LAREDO, Texas – A local business man was sentenced Friday to 13 months in federal prison for trafficking in counterfeit merchandise, following an investigation conducted by U.S. Immigration and Customs Enforcement's (ICE) Homeland Security Investigations (HSI).

Rolando Montalvo, 50, from Laredo, Texas, was sentenced to a year and a month in federal prison by U.S. District Court Judge, George P. Kazen. Judge Kazen also ordered Montalvo to serve three years of supervised probation after he completes his prison sentence. Montalvo pleaded guilty to selling and distributing counterfeit merchandise Dec. 29, 2011.

According to court documents, the case initiated May 2011 when Montalvo, the owner of "La Moda" store, sold a few handbags to an HSI undercover special agent. The handbags were labeled as Louis Vuitton and Burberry. Special agents contacted the trademark representatives who confirmed the handbags were counterfeit. On two separate occasions, Montalvo received shipments of counterfeit goods from overseas. On July 20, 2011, HSI special agents executed a search warrant at La Moda store located in downtown Laredo. They seized nearly 4,000 pieces of merchandise with a manufacturer's suggested retail price (MSRP) of almost $1 million. Among the items seized were Ralph Lauren polo shirts known as "Narco T-shirts," and handbags labeled as Fendi, Burberry, Channel, Coach, Prada and Louis Vuitton, to name a few.

"Trademark holders lose billions of dollars annually from merchandise counterfeiters like Montalvo who traffic in inferior fake goods for their own profit," said Jerry Robinette, special agent in charge of HSI San Antonio. "HSI uses our unique customs law enforcement authorities to protect U.S. trademarks – and their associated American jobs, income and tax revenue."

Anyone with information about individuals committing intellectual property offenses can report those crimes to the National Intellectual Property Rights Coordination Center by visiting http://www.iprcenter.gov/referral or by calling 1-866-IPR-2060.

As the largest investigative arm of the U.S. Department of Homeland Security, HSI plays a leading role in targeting criminal organizations responsible for producing, smuggling and distributing counterfeit products.
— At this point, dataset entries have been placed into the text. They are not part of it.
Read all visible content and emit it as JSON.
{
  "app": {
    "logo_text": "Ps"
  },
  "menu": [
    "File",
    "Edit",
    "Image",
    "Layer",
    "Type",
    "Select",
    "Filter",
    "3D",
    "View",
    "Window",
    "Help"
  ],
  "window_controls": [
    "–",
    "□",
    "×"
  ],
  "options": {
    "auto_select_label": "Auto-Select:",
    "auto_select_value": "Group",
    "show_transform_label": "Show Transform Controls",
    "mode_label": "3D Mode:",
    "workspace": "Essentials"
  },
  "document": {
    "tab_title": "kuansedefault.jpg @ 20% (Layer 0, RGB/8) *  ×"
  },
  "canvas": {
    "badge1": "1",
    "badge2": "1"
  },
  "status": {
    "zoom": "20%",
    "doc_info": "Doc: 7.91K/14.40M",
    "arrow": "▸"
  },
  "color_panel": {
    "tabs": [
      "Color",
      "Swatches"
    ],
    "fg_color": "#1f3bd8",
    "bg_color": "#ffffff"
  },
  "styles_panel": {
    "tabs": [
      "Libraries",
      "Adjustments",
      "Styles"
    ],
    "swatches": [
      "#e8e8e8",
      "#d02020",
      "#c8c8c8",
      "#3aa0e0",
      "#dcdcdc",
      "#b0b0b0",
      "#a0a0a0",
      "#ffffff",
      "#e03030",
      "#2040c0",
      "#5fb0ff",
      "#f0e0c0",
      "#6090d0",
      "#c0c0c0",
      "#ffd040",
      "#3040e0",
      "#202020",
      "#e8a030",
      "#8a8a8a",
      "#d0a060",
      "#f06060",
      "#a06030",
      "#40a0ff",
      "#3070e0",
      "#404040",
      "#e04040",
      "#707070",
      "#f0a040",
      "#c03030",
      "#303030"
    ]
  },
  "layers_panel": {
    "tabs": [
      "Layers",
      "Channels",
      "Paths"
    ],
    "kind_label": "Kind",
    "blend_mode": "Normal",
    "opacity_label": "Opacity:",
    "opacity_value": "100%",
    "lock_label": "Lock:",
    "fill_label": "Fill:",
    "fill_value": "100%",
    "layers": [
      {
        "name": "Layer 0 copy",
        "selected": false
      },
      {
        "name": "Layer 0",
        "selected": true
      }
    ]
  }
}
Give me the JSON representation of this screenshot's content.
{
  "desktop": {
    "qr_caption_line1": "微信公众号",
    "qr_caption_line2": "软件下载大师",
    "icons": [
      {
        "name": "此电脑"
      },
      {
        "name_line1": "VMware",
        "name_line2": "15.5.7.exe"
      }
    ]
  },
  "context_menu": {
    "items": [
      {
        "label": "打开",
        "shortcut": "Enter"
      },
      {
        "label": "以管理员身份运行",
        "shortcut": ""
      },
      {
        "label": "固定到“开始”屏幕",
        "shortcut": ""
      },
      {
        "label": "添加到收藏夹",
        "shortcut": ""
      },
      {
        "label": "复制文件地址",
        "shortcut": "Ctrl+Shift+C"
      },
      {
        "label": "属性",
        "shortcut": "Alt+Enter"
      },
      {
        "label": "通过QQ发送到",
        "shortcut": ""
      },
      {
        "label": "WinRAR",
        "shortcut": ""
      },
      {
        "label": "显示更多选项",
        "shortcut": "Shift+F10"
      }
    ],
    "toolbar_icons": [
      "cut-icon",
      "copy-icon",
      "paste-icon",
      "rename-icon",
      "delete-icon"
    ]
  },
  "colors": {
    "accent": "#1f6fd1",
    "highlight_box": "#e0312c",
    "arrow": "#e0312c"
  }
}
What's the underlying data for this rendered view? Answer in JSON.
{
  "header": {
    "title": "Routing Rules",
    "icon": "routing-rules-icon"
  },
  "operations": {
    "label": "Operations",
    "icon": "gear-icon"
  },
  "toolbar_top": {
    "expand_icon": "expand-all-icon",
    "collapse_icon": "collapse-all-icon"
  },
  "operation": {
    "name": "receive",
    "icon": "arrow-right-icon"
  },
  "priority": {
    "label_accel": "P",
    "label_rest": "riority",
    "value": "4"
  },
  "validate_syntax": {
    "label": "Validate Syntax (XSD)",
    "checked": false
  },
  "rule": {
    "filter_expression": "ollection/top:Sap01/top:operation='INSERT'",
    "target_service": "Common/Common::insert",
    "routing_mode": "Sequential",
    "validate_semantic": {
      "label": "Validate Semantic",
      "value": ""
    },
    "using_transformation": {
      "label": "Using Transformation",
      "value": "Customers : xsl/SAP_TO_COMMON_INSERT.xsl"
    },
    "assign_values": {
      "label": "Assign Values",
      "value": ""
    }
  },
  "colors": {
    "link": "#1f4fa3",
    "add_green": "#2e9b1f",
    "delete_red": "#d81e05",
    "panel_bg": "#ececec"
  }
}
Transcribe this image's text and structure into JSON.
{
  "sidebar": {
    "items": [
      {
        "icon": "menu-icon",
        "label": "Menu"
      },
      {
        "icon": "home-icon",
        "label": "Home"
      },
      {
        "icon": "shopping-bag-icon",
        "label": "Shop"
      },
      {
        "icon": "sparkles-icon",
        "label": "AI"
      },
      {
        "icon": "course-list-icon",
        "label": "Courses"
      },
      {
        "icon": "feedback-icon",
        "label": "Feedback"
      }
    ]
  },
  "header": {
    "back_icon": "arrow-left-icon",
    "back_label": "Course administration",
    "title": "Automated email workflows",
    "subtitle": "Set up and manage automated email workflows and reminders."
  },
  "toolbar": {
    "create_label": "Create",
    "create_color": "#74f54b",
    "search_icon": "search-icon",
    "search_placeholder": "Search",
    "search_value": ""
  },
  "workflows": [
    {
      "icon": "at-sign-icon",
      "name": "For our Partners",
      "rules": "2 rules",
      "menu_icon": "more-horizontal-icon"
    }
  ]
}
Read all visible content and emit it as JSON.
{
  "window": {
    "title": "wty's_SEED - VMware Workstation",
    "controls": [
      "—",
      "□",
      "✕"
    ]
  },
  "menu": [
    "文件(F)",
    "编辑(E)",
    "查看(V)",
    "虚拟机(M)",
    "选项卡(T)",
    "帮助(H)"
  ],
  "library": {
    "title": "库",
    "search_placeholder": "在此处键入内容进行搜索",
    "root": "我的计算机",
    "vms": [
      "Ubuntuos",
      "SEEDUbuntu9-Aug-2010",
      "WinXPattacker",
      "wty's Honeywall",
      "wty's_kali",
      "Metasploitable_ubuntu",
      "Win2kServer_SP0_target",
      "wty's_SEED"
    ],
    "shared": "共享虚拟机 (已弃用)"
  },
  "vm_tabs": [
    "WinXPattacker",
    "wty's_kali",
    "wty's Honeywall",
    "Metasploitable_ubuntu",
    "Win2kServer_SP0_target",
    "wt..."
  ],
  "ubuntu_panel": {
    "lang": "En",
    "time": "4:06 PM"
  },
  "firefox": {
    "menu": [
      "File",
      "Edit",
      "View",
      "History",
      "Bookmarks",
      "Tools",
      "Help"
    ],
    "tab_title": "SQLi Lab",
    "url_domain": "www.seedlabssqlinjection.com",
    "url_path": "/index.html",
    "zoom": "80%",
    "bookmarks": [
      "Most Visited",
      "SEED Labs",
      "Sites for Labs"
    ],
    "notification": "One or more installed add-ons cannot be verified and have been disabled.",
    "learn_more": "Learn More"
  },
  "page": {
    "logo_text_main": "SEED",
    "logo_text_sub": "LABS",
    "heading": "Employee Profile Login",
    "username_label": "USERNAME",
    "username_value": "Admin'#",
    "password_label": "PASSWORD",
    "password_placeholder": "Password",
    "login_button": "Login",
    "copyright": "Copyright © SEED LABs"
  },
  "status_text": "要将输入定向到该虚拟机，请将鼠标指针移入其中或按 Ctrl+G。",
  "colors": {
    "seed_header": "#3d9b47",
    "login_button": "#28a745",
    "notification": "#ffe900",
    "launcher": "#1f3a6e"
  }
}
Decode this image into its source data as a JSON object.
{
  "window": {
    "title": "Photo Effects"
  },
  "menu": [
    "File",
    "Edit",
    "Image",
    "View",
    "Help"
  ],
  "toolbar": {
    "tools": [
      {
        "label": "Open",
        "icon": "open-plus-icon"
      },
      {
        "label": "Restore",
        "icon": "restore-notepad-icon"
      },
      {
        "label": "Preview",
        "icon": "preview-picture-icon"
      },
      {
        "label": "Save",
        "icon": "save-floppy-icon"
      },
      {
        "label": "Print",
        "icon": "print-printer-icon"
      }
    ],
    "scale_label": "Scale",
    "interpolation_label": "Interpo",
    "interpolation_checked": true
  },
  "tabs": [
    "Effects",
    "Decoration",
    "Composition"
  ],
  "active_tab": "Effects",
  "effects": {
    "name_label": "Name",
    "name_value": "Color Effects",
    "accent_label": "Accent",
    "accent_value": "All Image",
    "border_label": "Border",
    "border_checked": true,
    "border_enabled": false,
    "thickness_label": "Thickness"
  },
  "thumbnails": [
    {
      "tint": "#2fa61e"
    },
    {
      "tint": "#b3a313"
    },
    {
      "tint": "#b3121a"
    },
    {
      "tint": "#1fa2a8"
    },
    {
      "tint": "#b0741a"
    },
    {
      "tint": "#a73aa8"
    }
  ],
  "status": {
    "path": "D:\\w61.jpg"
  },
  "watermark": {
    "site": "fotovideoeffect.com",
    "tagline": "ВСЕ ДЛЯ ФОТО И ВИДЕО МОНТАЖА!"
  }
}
HSI focuses on keeping counterfeit products off our streets, and dismantling the criminal organizations behind such illicit activity.